During ongoing discussions with CWS Council members (buyers of contingent labor), we continue to see various levels of concern when they are trying to sort out why roles that should be classified as staff augmentation are set up as statement of work and/or other risky engagement classifications. Based on those conversations, we have identified common themes that are present when such misclassification occurs. Here are some of those common elements that drive staff augmentation misclassification.
Organizational Head Count Restrictions and/or Hiring Freezes
Enterprise buyer organizations can and often do receive mandates to freeze or reduce head count. There are so many factors which can drive these mandates, but a dirty little secret is most organizations do not “count” SOW workers as head count. In these cases, business managers can and often do utilize SOWs to continue to get work completed. Engagement managers can find SOW as a way to hide head count when the workers are truly staff augmentation/FTE types. The results for the enterprise buyer organizations can be very costly. There is evidence that misclassified staff augmentation workers in an SOW can cost two times to as much as 10 times what the cost would have been had they been correctly classified.
Difficulty in Engaging the CW Program
We seem to have over-medicated the CW engagement process to mitigate misunderstood risk and co-employment ghosts along with a heavy emphasis on cost controls. As a result, the process for engagement managers is often taxing, overwhelming and complex while missing the mark on an efficient and quality client experience. For instance, it is common for CW programs to require managers to undertake 10-plus process steps to get a contingent worker resource vetted and onboarded.
Using an SOW and/or outsourcing the requirements to an SOW provider can help alleviate the initial level of effort required of the engagement manager. Although the SOW requirements are not always written well by the manager and the provider, and thus can lead to more work later, the perceived immediate relief a manager feels by taking this path can be substantial.
Beyond process burdens, engagement managers can experience low to poor support from the CW program office (internally or externally managed). Some CW programs prohibit managers from having direct contact with the staffing organizations/talent providers. The weight given to job titles and job descriptions can cause issues with managers’ ability to get the right type of skills and personality match for the required CW engagement. By leveraging an SOW, managers can instead communicate with the talent/solution provider directly to help improve their ability to get the highest quality talent they require.
A tenure policy requires enforced limits on the amount of time a contingent worker can be on assignment. In theory, these policies exist for several reasons:
- Cost control
- Co-employment avoidance (which is due to a myth that is still believed within the industry)
- Head count management
Although there may be some good business reasons for tenure policies, they can have a direct impact on the engagement manager’s ability to get work/projects completed. For example, if the staff augmentation project for which the contingent worker is being utilized will take 24 months to complete but the tenure policy only allows for the worker to be on assignment for 12 months, the manager has a few choices:
- Replace the worker with another worker mid-project, which will require additional and new training. This scenario puts the project’s schedule and budget at risk.
- Request an exemption to the tenure policy. This can be arduous for the manager and can also leave the impression they are complaining about company policy and are a troublemaker.

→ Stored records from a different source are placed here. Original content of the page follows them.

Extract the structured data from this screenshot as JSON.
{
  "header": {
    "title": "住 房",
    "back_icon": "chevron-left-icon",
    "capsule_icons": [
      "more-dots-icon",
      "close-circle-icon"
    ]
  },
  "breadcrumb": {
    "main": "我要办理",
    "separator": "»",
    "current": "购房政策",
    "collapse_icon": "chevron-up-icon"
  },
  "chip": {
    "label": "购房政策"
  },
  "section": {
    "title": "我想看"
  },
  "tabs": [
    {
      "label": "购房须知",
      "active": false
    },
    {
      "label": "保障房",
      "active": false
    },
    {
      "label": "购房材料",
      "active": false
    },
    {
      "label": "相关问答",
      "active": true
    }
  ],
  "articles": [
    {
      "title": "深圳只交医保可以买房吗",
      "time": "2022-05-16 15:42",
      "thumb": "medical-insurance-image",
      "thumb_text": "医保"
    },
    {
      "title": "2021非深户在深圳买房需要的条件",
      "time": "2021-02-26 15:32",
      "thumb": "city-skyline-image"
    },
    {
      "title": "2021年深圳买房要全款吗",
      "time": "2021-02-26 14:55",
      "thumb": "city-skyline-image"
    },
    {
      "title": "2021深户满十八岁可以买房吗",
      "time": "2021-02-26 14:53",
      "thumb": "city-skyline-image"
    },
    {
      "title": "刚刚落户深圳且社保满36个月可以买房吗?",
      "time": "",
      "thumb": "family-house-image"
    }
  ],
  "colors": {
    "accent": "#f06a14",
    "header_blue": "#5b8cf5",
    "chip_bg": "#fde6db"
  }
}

- Move the resource to an SOW or start the project out as an SOW. While this approach avoids the need to worry about tenure policies completely, as noted previously, it can lead to significant cost overruns.
Timely Access to Quality Skilled Talent
When a CW engagement manager is looking for staff augmentation support, the No. 1 want and need is securing a resource that can do the job required. In most cases, the level of quality will range depending on the budget available to fund the work and the timeframe required to complete the work. With that in mind, if the CW program does not deliver the talent quality levels required then alternative resource sourcing channels will be explored. This can lead to risky misclassification engagements to meet unmet needs and requirements.
Misaligned Rate Strategies
Within contingent labor programs and specifically with staff augmentation engagements, the entire CW industry has gained confidence to drive and, in some cases, determine what the rate should be for specific resources. The challenge is rate strategies are not always accurate. When engagement managers feel the pressure of not getting the right quality level of talent because the rates are too low for the required skills the manager is looking for, they can often move these staff augmentation workers to SOW projects, thus causing misclassification. Again, this scenario can be costly to the enterprise buyer organization.
None of these challenges is unique to any single CW program. The best programs in the world have a keen awareness of these challenges and embrace the opportunity to be better. Misclassification has so many negative connotations for the entire ecosystem. While the policies and procedures are put in place to avoid risk, they may very well be causing additional risk by over-medicating mandates that get in the way of business being done in the best, most efficient way possible. Buyer organizations need to think long and hard about their policies and the impact they may be having on the very things they are trying to avoid.
To learn more, register and attend SIA’s Risk Management and Compliance Workshop  event July 20-22.